Dairy and agricultural group Chilterra in Chile enters into judicial reorganization: liabilities reach US$ 60 million
Dairy and agricultural group Chilterra enters into judicial reorganization: liabilities reach US$ 60 million
It is one of the two main dairy producers nationwide, and its largest creditors are the banks Rabobank, Scotiabank and Itaú, as well as Prolesur.
A newly formed company went to court to try to put its complicated finances in order and thus avoid bankruptcy. It is the dairy and agricultural group Chilterra, which controls the Ríos family and New Zealand capital.
The Chilterra and Agrícola Dos Ríos companies filed requests for judicial reorganization, in order to restructure their financial liabilities and those of their suppliers.
The conglomerate pointed to increases in production costs and input prices, caused by the pandemic and the war in Ukraine.
The debts of both companies reach US$ 60 million, and their main creditors are the banks Rabobank, Scotiabank and Itaú, as well as Prolesur, a subsidiary of Soprole focused on the supply of milk and the manufacture of products in the south of Chile.
The Chilterra group is advised by the law firm of Luis Felipe Castañeda, which specialized in these matters.
The companies began their operations in 1993 in the production of milk, cattle breeding and agricultural exploitation, operating in the regions of Los Ríos, Los Lagos and Araucanía.
Currently, the conglomerate has nine milking parlours, more than 13 thousand head of cattle and operates more than 7,200 agricultural hectares.
It is one of the two main dairy producers at the national level and directly employs more than 200 people, the majority from Mapuche communities, according to those familiar with the process.
The main reasons that have led societies to initiate these judicial reorganization processes are due to increases in production costs and input prices, caused by the pandemic, and by the war in Ukraine.
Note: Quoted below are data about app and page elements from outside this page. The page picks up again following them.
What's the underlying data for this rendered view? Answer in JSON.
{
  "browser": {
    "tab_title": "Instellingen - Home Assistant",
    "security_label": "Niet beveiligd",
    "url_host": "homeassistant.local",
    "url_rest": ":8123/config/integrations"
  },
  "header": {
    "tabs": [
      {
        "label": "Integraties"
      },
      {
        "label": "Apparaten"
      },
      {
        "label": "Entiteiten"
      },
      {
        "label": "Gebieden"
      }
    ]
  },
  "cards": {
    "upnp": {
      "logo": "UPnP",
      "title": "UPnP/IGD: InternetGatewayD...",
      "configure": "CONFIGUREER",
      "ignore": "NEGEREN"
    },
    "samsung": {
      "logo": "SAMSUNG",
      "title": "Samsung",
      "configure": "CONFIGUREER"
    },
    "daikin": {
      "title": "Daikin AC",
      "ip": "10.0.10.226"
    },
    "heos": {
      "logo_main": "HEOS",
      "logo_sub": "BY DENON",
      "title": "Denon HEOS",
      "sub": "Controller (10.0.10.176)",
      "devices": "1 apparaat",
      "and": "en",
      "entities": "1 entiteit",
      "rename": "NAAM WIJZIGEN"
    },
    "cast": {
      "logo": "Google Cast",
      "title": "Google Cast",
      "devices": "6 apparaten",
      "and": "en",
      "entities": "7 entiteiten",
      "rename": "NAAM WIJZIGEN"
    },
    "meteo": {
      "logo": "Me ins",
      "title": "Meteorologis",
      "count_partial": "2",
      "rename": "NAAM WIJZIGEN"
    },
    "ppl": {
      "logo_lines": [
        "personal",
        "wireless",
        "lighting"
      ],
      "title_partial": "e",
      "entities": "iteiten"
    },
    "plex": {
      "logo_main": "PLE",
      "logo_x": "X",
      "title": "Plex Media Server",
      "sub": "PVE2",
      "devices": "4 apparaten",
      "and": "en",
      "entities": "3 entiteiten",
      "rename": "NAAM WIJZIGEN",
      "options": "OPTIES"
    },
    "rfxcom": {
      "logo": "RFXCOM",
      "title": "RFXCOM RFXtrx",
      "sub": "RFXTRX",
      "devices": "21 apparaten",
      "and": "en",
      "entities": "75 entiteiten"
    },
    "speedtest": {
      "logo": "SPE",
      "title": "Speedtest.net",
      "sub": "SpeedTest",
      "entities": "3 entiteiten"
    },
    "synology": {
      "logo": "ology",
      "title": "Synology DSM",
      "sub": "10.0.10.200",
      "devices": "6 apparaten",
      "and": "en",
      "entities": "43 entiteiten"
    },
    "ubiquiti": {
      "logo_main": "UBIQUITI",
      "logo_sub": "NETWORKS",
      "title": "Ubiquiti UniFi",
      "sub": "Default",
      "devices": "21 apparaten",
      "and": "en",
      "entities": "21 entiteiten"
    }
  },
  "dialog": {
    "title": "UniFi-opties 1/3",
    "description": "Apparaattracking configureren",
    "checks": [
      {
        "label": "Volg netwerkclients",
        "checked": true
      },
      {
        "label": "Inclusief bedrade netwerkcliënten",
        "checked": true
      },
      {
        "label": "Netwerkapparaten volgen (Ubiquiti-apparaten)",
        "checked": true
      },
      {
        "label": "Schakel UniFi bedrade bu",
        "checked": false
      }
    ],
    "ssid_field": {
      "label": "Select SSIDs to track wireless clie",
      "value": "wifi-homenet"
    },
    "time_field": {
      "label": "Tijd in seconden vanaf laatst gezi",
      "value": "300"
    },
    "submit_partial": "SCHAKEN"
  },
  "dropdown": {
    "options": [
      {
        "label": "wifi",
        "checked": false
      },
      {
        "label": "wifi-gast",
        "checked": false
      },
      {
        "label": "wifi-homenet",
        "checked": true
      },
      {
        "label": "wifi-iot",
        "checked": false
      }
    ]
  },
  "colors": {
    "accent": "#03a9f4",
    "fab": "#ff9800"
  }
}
However, officials who participate in the reorganization explain, that the group trusts that as a result of an adequate restructuring of its liabilities, it will be possible to balance the situation of the companies and maintain their production level, considered essential for the country’s food supply.
These requests are added to a long list of companies that have resorted to the Chilean justice system to restructure their liabilities, mainly from sectors such as construction and commerce.
One of the last large firms that filed a request for reorganization under local justice was La Cruz Inmobiliaria y Constructora, owned by the former president of the Chilean Chamber of Construction, Daniel Hurtado, and Marcelo Garrido. The firm has liabilities close to US$80 million and the main creditors are Scotiabank, Consorcio and Santander banks. Also advised by Castañeda Abogados.
Source: Luis Felipe Castañeda Catalán, Lawyer specializing in Insolvency and Financial Restructuring.